Among the entries that follow, some lines contain the word "image". Show all of them.

> [Data records for software interfaces]:
···

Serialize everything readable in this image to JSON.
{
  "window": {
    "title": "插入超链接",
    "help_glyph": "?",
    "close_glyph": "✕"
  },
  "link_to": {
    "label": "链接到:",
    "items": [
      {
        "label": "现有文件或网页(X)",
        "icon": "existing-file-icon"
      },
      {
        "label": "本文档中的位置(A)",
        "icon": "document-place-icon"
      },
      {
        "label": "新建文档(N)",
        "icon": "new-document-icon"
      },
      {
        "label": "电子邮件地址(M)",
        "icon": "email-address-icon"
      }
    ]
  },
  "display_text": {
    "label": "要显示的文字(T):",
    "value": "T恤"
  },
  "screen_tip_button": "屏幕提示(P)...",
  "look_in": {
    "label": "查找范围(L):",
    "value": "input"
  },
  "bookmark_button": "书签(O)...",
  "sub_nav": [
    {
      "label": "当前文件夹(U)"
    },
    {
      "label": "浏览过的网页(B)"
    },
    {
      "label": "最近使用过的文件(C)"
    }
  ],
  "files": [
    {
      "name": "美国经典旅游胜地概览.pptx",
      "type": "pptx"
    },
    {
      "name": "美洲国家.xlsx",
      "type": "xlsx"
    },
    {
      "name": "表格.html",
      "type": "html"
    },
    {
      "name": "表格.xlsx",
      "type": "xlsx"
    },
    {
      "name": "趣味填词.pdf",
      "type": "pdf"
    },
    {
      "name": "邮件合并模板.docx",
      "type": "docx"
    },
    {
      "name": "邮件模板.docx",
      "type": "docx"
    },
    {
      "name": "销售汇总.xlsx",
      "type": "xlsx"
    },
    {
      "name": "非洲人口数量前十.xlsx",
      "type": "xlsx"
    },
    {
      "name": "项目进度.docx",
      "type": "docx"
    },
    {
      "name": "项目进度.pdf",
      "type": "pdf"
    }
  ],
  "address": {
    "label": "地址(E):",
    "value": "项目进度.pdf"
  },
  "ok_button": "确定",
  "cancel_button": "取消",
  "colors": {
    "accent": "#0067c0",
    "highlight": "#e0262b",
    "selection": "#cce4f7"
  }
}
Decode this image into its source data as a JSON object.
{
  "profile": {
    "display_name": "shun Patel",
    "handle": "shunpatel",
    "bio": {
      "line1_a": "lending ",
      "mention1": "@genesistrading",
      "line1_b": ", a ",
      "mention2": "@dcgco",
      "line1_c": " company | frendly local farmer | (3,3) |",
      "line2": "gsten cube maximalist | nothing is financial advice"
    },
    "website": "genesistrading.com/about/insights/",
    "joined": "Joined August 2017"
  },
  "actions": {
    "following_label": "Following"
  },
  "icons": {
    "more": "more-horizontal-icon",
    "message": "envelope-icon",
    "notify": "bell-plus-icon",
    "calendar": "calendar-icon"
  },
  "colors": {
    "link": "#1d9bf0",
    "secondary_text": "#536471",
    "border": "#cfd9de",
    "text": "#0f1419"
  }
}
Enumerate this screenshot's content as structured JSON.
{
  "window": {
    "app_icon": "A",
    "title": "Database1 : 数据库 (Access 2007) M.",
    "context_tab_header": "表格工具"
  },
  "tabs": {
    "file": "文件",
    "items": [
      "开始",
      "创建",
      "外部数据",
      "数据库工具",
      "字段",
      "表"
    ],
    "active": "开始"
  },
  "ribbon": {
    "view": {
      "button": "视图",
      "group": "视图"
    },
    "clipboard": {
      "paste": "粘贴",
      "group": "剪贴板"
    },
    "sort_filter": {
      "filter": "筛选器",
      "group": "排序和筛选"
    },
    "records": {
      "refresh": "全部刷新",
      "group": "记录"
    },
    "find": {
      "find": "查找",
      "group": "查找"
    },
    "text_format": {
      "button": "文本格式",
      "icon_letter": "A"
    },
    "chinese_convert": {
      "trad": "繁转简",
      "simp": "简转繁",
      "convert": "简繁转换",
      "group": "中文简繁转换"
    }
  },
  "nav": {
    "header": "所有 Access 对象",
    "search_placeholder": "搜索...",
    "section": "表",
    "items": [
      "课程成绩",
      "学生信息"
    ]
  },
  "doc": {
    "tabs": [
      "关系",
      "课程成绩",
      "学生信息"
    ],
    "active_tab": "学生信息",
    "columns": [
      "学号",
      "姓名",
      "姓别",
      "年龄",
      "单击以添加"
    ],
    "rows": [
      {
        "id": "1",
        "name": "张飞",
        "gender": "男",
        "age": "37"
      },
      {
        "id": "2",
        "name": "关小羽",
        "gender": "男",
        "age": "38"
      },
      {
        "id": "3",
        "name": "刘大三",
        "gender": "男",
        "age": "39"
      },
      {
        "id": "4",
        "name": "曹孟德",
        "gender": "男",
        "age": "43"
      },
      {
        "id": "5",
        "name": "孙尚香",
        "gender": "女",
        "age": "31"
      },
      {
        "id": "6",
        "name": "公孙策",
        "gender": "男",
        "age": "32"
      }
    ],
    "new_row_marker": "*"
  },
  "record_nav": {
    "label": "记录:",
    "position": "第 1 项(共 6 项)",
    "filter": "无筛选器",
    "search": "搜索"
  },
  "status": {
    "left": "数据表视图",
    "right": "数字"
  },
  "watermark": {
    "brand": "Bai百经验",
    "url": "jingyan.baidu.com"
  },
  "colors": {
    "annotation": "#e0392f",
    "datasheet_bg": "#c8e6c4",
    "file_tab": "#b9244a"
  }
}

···

> [WRITTEN RESPONSE]:
Serialize everything readable in this image to JSON.
Decode this image into its source data as a JSON object.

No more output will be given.